Diet and depression: Is there a link?
Although people are aware that diet affects one’s physical health and deficiency of the key nutrients negatively impacts physical indices, such as weight, body mass index (BMI), heartbeat rate, bone density, etc., there only few who are aware of the connection between nutrition and mental health.
Since mental disorders have been invariably associated with emotions and other biochemical changes in the brain, there has been less emphasis on understanding the role of nutrition in safeguarding mental health. Some of the key factors, such as poor appetite, skipping meals and cravings for sweet food, can play havoc on one’s mental health.
The deficiency of a few nutrients is known to impact mental health by triggering neurological dysfunction, which in turn leads to the development of mental health conditions, such as depression, anxiety, autism in children, and dementia or Alzheimer’s disease in the elderly. In fact, most of the food patterns that tend to precede depression are interestingly also apparent during depression. This highlights the close relationship between nutrition and depression.

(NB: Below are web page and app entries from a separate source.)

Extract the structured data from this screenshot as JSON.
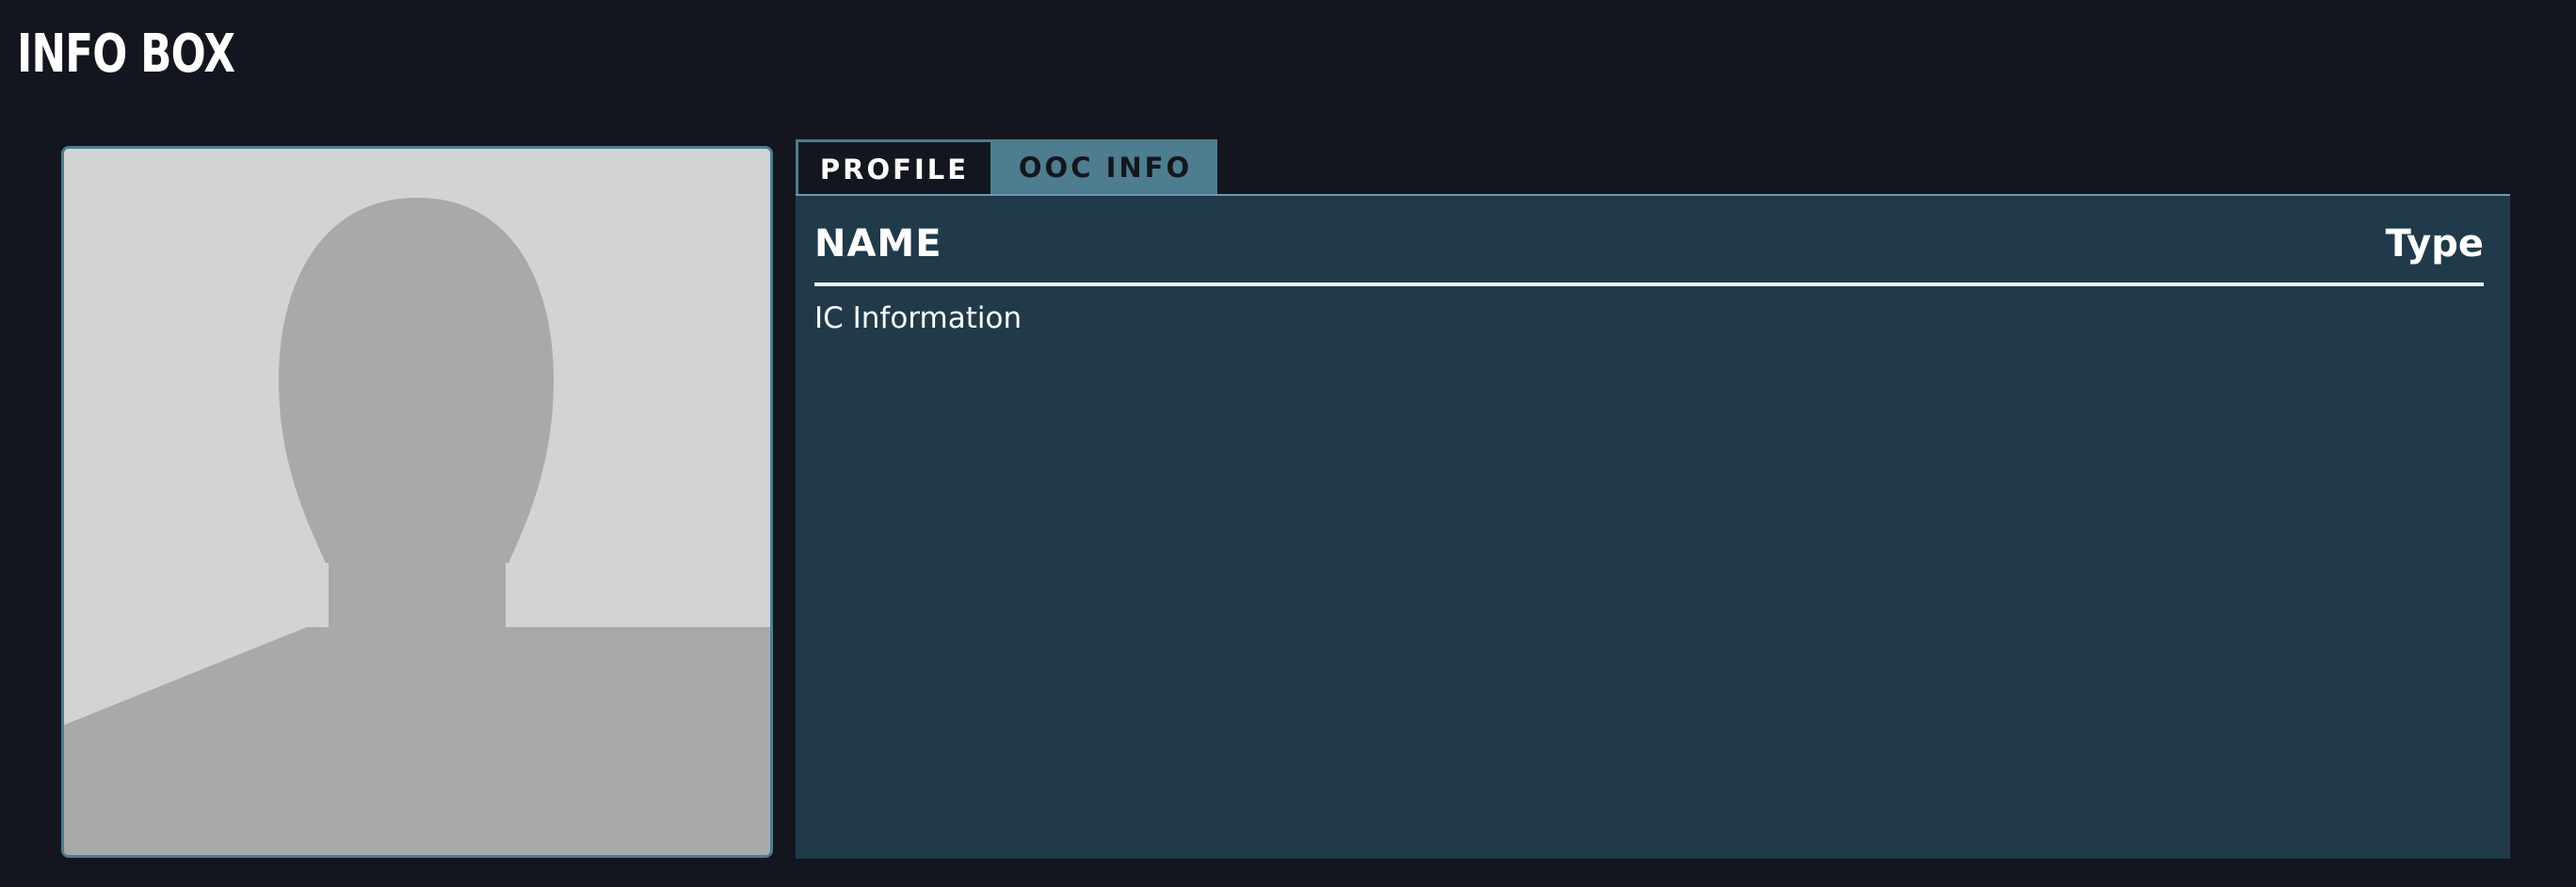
{
  "title": "INFO BOX",
  "avatar": {
    "icon": "person-silhouette-icon",
    "background": "#d2d3d5",
    "silhouette": "#a8a9ab"
  },
  "tabs": [
    {
      "label": "PROFILE",
      "active": true
    },
    {
      "label": "OOC INFO",
      "active": false
    }
  ],
  "panel": {
    "name": "NAME",
    "type": "Type",
    "content": "IC Information"
  },
  "colors": {
    "page_background": "#13161e",
    "panel_background": "#203a4a",
    "accent": "#4d7d8e",
    "text": "#ffffff"
  }
}
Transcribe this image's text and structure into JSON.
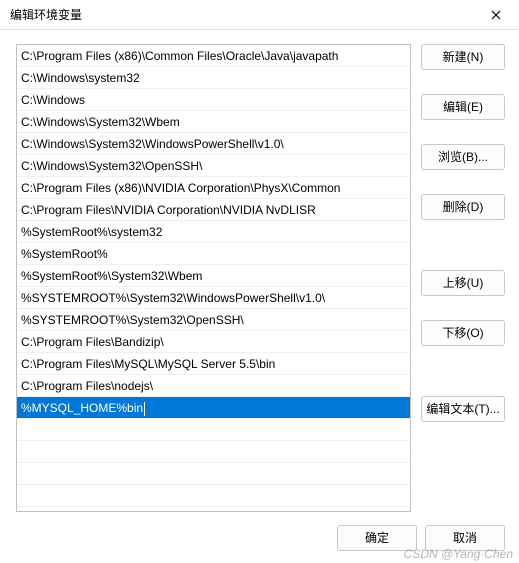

Microbiome manipulations responsible for triggering complex psychological-emotional behaviors
There are millions of microbes residing in our gut whose population outnumber the total number of cells. Scientists have been able to establish through numerous studies that the stomach and the brains of a person are involved in constant dialogue. Therefore, they are dependent upon each other for their well-being.
Some of the sensations, such as feeling butterflies before a big meeting or an anxious rumbling in the stomach, signal stress or increased anxiety. Certain gut bacteria play a key role in modulating neurochemical metabolism, global brain gene expression, microglial activation and blood brain barrier permeability. The analysis of patients suffering from mental disorders, such as schizophrenia and depression, has highlighted microbial imbalance. In a study undertaken by Dr. Elaine Hsiao at the University of California, Los Angeles (UCLA), it was found that certain gut bacteria affect the level of the hormone serotonin, a neurotransmitter that uplifts mood.
Hence, these findings indicate that the beneficial bacteria living in our gut need to be nourished by providing a healthy environment conducive to their growth. This can be achieved by consuming “probiotic foods,” such as low sugar yogurts, fermented foods that contain live bacteria, and “prebiotic foods” that contain fiber and nutrients, such as onions, garlic, dark leafy greens, whole grains and bananas.
Increasing consumption of omega-3 fats and zinc
The dangerously low and high amount of omega-3 fatty acids (essential fats) are perceived to be associated with many chronic physical and mental illnesses. The human body requires several types of omega-3 fats but they cannot be synthesized internally and must be consumed through food. Despite the multiple benefits, the typical American diet scores very low on omega-3 fatty acids and very high in omega-6 fatty acids.
The two key components of omega-3 fats that include eicosapentaenoic acid (EPA) and docosahexaenoic acid (DHA) play a key role in making functional changes in the activity of the receptors and other proteins embedded in the membrane phospholipid. Moreover, EPA has important physiological functions that can affect neuronal activity. Such changes can lead to continual disruption of signaling between nerves. Moreover, the low level of omega-3 fatty acids leads to neuro inflammation that hampers the signaling between the cells. The imbalance in omega-3 fats leads to a decrease in the level of neurotransmitters, such as serotonin and dopamine, and an increase in the brain and body inflammation.
The recent studies aimed at understanding the molecular cause behind depression have found a specific protein in the body that aids the growth of neurons, which is called brain-derived neurotropic factor (BDNF). The production of BDNF can be activated by exercising and consuming foods rich in omega-3 fatty acids and zinc (e.g., meats, fish, whole grains, vegetables, etc.)
Eat health foods to keep anxiety at bay
Tryptophan is an essential amino acid that is known to be the biochemical precursor to serotonin. Foods rich in tryptophan include nuts, seeds, tofu, cheese, red meat, chicken, turkey, fish, oats, beans, lentils and eggs. The consumption of tryptophan supplements along with healthy carbohydrates can also increase the level of serotonin in the brain. Carbohydrates from whole grains and fruits are healthy while those that come from processed foods, candies and drinks, are just “empty calories.”
Depression is a complex and debilitating disease that can be treated by consuming a nourishing diet that benefits the gut and the brain. If you or your loved one is showing signs and symptoms of depression, contact the Arizona Depression Helpline to locate the best depression rehab centers in Arizona. Call our 24/7 helpline 866-233-3895 or chat online to get details about the depression treatment programs in Arizona.